Enlarge / Whatever you do, don’t ask the AI how many horizontal lines are in this image. (credit: Getty Images)

In the last couple of years, we’ve seen amazing advancements in AI systems when it comes to recognizing and analyzing the contents of complicated images. But a new paper highlights how many state of the art “vision learning Models” (VLMs) often fail at simple, low-level visual analysis tasks that are trivially easy for a human.

In the provocatively titled pre-print paper “Vision language models are blind (which has a PDF version that includes a dark sunglasses emoji in the title), researchers from Auburn University and the University of Alberta create eight simple visual acuity tests with objectively correct answers. These range from identifying how often two colored lines intersect to identifying which letter in a long word has been circled to counting how many nested shapes exist in an image (representative examples and results can be viewed on the research team’s webpage).

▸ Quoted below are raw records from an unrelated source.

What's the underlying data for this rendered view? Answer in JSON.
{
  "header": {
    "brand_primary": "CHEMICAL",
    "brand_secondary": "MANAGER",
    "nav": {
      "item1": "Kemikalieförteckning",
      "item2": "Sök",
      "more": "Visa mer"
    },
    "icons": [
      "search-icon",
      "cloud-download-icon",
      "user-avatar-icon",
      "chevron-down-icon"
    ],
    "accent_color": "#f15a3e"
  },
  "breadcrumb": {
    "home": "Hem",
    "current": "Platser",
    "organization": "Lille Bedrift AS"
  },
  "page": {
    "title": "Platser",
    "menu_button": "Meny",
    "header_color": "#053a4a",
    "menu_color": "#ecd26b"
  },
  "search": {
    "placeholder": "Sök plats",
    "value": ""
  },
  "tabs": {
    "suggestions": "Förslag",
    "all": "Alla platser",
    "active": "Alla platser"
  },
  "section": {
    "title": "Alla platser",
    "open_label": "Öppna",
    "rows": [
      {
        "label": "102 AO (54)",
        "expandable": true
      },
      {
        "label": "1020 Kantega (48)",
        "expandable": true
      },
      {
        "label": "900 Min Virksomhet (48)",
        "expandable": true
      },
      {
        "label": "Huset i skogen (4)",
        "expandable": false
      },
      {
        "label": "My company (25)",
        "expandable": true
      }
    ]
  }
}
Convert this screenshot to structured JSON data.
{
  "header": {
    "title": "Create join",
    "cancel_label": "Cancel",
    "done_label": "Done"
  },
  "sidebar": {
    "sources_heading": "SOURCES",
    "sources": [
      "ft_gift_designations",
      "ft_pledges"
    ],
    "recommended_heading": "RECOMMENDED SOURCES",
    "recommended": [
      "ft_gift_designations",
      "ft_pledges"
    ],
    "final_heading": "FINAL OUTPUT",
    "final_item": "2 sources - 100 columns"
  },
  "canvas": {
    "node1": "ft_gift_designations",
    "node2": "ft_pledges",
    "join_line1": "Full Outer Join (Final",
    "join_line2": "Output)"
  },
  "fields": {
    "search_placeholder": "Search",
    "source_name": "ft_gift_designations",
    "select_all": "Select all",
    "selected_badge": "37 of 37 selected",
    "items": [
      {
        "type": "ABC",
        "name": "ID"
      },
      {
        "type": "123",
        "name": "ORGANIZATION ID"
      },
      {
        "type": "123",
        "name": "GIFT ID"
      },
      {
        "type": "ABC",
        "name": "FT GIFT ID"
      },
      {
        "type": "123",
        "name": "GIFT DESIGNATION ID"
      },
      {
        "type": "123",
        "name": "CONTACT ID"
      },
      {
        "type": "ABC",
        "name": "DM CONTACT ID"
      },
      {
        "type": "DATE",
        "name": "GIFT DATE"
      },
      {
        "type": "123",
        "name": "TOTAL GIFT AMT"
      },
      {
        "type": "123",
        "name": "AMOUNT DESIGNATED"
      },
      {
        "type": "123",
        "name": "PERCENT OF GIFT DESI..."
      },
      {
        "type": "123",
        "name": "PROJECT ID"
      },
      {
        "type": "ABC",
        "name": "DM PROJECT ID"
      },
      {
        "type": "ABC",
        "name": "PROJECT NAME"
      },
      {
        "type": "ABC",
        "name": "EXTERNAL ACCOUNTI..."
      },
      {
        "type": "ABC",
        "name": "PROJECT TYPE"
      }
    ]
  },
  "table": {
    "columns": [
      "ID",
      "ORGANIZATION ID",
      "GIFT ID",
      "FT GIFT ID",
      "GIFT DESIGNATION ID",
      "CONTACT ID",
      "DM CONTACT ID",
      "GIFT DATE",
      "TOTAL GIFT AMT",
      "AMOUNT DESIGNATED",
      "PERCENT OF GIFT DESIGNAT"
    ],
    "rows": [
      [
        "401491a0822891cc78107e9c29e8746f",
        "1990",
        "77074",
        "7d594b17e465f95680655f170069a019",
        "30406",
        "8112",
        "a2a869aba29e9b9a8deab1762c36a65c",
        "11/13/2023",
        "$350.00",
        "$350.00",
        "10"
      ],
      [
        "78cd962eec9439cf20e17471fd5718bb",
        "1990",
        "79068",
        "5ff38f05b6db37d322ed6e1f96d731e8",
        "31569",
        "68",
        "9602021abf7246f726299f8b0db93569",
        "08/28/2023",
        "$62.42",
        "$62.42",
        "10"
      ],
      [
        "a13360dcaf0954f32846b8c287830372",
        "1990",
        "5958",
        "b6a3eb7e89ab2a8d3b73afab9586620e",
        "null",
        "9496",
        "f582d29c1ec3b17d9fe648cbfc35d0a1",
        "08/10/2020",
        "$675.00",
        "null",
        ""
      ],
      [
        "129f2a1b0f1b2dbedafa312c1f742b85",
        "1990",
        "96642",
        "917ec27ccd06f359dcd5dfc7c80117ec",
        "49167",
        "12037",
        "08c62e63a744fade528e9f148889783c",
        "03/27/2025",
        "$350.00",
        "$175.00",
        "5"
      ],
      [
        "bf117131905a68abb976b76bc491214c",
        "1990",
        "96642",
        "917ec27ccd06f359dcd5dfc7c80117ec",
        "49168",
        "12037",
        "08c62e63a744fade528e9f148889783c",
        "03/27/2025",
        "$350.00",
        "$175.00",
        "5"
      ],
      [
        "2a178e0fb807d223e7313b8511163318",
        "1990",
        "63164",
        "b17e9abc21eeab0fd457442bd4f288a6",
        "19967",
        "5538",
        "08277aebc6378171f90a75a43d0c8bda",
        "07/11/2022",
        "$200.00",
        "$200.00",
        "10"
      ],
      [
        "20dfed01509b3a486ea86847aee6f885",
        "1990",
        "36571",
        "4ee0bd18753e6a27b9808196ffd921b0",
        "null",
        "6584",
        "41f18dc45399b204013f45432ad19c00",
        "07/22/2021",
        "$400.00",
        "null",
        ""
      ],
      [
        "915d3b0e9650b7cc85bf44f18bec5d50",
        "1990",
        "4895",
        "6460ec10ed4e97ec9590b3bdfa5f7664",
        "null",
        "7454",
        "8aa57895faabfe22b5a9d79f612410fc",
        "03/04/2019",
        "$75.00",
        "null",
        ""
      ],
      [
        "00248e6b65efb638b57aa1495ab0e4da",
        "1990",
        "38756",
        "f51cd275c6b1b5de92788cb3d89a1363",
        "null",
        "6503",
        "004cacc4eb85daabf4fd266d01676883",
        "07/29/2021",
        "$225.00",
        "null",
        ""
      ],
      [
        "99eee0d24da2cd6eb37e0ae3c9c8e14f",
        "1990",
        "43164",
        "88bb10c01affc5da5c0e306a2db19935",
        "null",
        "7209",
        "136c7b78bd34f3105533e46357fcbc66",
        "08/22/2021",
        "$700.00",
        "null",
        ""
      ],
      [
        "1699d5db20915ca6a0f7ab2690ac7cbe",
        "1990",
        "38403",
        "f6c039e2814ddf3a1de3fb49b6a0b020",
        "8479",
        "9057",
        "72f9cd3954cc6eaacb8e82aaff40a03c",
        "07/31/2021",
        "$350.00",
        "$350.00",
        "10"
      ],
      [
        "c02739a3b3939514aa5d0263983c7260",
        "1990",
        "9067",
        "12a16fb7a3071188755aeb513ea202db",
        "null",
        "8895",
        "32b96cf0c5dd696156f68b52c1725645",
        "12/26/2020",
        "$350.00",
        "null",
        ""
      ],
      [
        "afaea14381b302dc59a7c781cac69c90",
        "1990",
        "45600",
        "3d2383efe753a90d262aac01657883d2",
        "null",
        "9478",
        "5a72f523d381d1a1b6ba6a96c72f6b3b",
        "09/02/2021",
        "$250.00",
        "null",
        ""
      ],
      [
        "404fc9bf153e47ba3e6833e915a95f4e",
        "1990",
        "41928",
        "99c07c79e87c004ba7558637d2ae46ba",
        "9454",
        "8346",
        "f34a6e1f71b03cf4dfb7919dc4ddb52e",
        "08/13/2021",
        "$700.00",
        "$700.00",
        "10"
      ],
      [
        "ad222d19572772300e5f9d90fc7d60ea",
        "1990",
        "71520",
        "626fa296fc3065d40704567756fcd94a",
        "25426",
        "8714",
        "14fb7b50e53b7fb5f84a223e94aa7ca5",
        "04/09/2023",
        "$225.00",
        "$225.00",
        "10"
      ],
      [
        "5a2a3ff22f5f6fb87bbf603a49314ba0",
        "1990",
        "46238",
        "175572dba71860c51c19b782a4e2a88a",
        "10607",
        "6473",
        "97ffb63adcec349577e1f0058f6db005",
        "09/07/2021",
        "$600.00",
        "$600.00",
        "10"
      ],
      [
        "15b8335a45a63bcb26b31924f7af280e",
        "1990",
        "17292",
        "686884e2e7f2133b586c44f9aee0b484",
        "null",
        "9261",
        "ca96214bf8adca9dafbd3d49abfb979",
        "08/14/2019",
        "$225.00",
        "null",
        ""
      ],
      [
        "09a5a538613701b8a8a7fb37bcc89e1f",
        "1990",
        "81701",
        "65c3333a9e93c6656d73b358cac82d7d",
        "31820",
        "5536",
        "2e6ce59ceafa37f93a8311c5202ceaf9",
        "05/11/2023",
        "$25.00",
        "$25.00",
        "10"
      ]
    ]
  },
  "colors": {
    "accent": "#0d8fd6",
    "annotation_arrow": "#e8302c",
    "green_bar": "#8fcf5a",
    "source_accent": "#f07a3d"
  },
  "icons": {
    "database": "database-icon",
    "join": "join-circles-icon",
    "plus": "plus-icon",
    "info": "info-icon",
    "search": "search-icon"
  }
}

Crucially, these tests are generated by custom code and don’t rely on pre-existing images or tests that could be found on the public Internet, thereby “minimiz[ing] the chance that VLMs can solve by memorization,” according to the researchers. The tests also “require minimal to zero world knowledge” beyond basic 2D shapes, making it difficult for the answer to be inferred from “textual question and choices alone” (which has been identified as an issue for some other visual AI benchmarks).

Read 5 remaining paragraphs | Comments